Although Michael Warren considered himself one of the black hippies of the 60s and 70s, his roots run deep into Jazz, Funk and Motown groove. He has performed and toured with a great spectrum of dynamic artists including MERL SAUNDERS, BB KING, RANDY CRAWFORD, MARIA MULDAUR, BUDDY MILES, THE CRUSADERS, THE DAVE MATTHEWS BAND and many others. The performance venues where he has displayed his talent range from The Grand Ole Opry in Nashville, The House of Blues in Chicago, The Fillmore in San Francisco to Carnegie Hall in New York City.

His musical beginnings started in Seattle, Washington. Born to a music, contracting and real estate family, Warren took the path of music, leaving real estate for a later time. Warren’s father Eugene Warren, Sr. moonlighted as jazz pianist, organist and music contractor all over the Washington State and Canada while his mother and sisters sang in church. Warren recalls, “I now realize that some of those people hanging out in are basement rehearsal room were Jimi Hendricks and Ray Charles”, among others.

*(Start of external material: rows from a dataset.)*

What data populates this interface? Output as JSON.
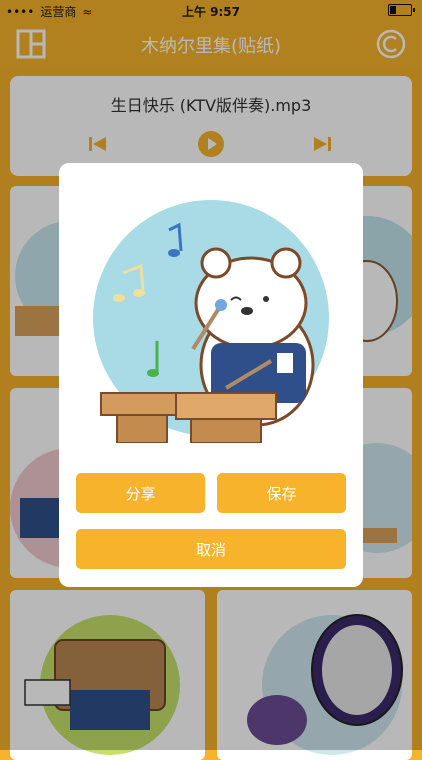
{
  "status_bar": {
    "carrier": "运营商",
    "time": "上午 9:57"
  },
  "nav": {
    "title": "木纳尔里集(贴纸)",
    "left_icon": "grid-layout-icon",
    "right_icon": "copyright-icon"
  },
  "player": {
    "song_title": "生日快乐 (KTV版伴奏).mp3"
  },
  "dialog": {
    "share_label": "分享",
    "save_label": "保存",
    "cancel_label": "取消"
  },
  "colors": {
    "brand": "#f7b32b",
    "button": "#f7b32b",
    "dialog": "#ffffff",
    "preview_circle": "#a8dbe6"
  }
}
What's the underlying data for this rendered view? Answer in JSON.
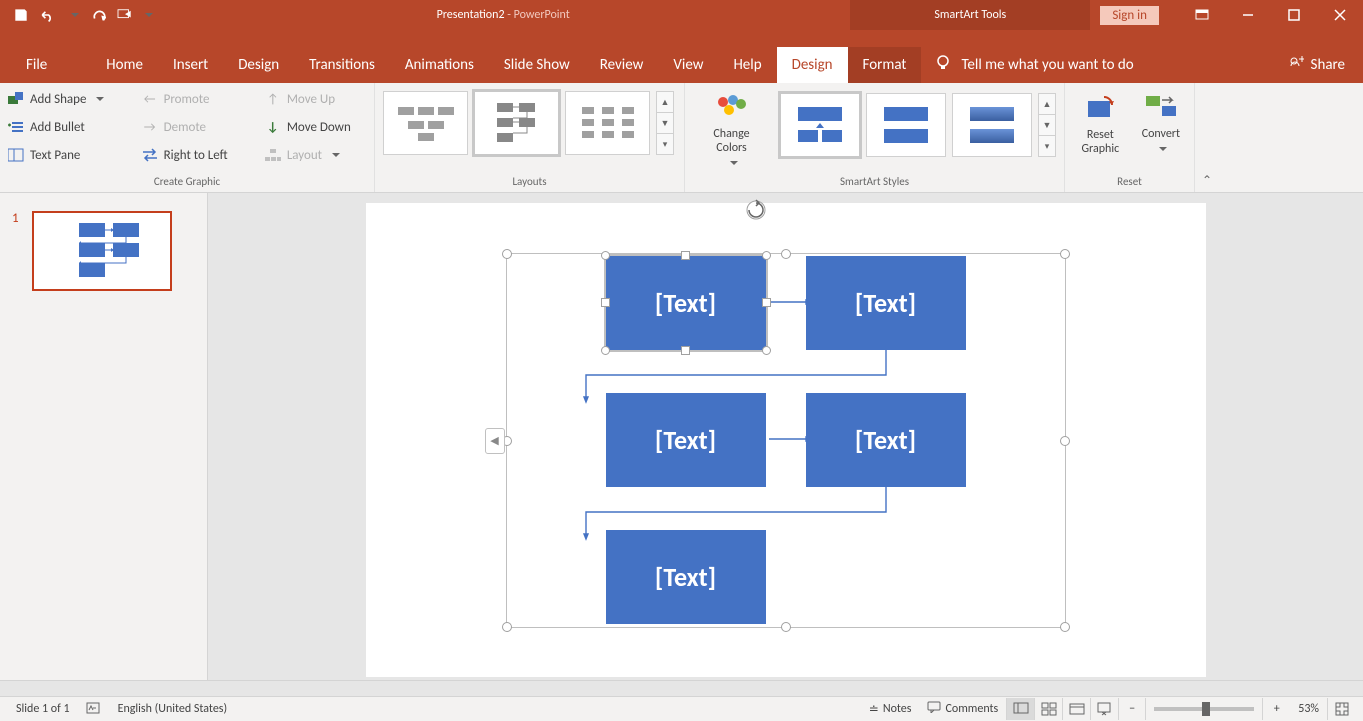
{
  "title": {
    "doc": "Presentation2",
    "sep": " - ",
    "app": "PowerPoint"
  },
  "tooltab": "SmartArt Tools",
  "signin": "Sign in",
  "tabs": {
    "file": "File",
    "home": "Home",
    "insert": "Insert",
    "design_main": "Design",
    "transitions": "Transitions",
    "animations": "Animations",
    "slideshow": "Slide Show",
    "review": "Review",
    "view": "View",
    "help": "Help",
    "sa_design": "Design",
    "sa_format": "Format",
    "tellme": "Tell me what you want to do",
    "share": "Share"
  },
  "ribbon": {
    "create": {
      "add_shape": "Add Shape",
      "add_bullet": "Add Bullet",
      "text_pane": "Text Pane",
      "promote": "Promote",
      "demote": "Demote",
      "rtl": "Right to Left",
      "move_up": "Move Up",
      "move_down": "Move Down",
      "layout": "Layout",
      "label": "Create Graphic"
    },
    "layouts_label": "Layouts",
    "change_colors": "Change Colors",
    "styles_label": "SmartArt Styles",
    "reset_graphic": "Reset Graphic",
    "convert": "Convert",
    "reset_label": "Reset"
  },
  "thumbs": {
    "n1": "1"
  },
  "smartart": {
    "b1": "[Text]",
    "b2": "[Text]",
    "b3": "[Text]",
    "b4": "[Text]",
    "b5": "[Text]"
  },
  "status": {
    "slide": "Slide 1 of 1",
    "lang": "English (United States)",
    "notes": "Notes",
    "comments": "Comments",
    "zoom": "53%"
  }
}
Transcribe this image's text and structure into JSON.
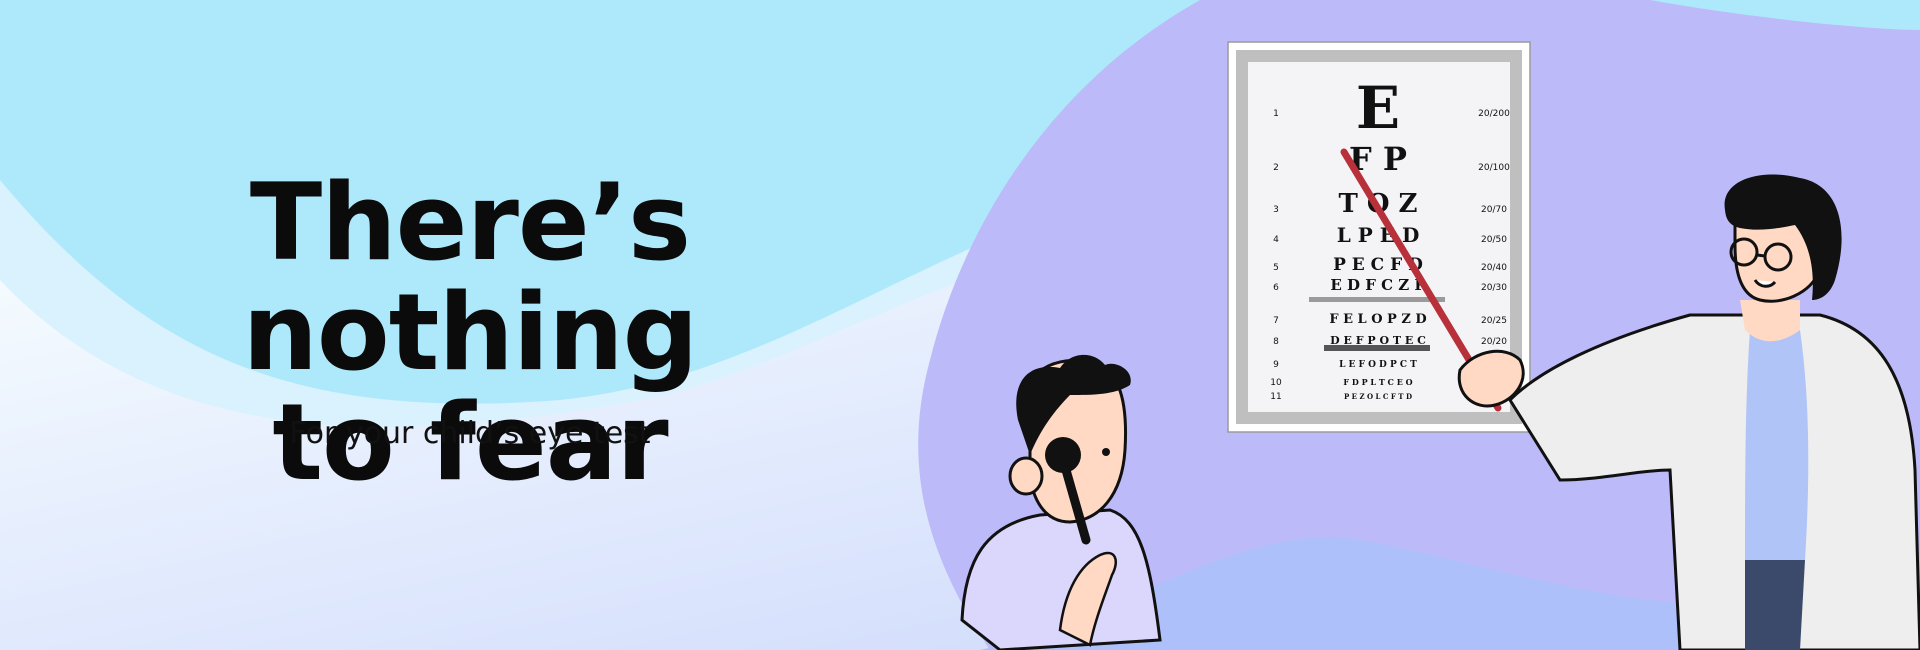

Warren was to be a pianist as was his older brother Eugene, Jr. and younger brother Walter. That changed when his father recruited his older brother Eugene, Jr. to play bass when his bassist couldn’t make the gig. He was hooked when he watched them rehearse with the rest of the band in his dad’s basement rehearsal room. By age 5 he was sitting on his brother’s lap picking Motown tunes on a scaled down Dan Electro bass. He was also sneaking down to the rehearsal room to try out every instrument left behind for the next rehearsal. By age 7, Warren was dabbling on guitar, piano, organ, and vibes, occasionally trying out saxophone and trombone. While he never really took formal lessons on any of them, by 9 years old, he gained enough knowledge and facility to show his friends how to get around the instruments and eventually started his first band at age 10. He taught his younger brother the bass so he could play piano. He recalls, “that was the first time I ever got paid to do what I truly loved. We made 10 bucks and came to 2 dollars each!” By 12 years old, he had formed his first 3-piece horn band with trumpet, sax and trombone. Needing to teach the trombone player how to play various riffs and phrases, he learned to play trombone by ear. Realizing how much he enjoyed the instrument Warren continued to play the trombone for the next 20 years.

Warren decided to leave Seattle for a short Navy career in San Diego, which did not include music study. He eventually moved to the Oakland bay area to pursue a music career. Landing at Laney College, Warren recalls, “Jazz Pianist professor Ed Kelly was the jazz band director. I remember walking into the music department and asking him if I could play bass. Looking over his glasses, he pointed over to the bass chair where there were at least 8 guys and one girl standing, handed me a bass trombone and said ‘go home and practice this and you can play’. I played in the trombone section for the next 2 years. That was 1975. I eventually bought myself an electric bass and borrowed an upright and started playing mostly trombone gigs around the bay area with groups such as the Caribbean All Stars, the Ballads and Son & Daughters of Lite. For about 2 years, no one at Laney knew I was a bassist. They would always refer to me as ‘that bad trombone player.’ Eventually, due to cracks in my front teeth, I retired the trombone and went back to playing bass”.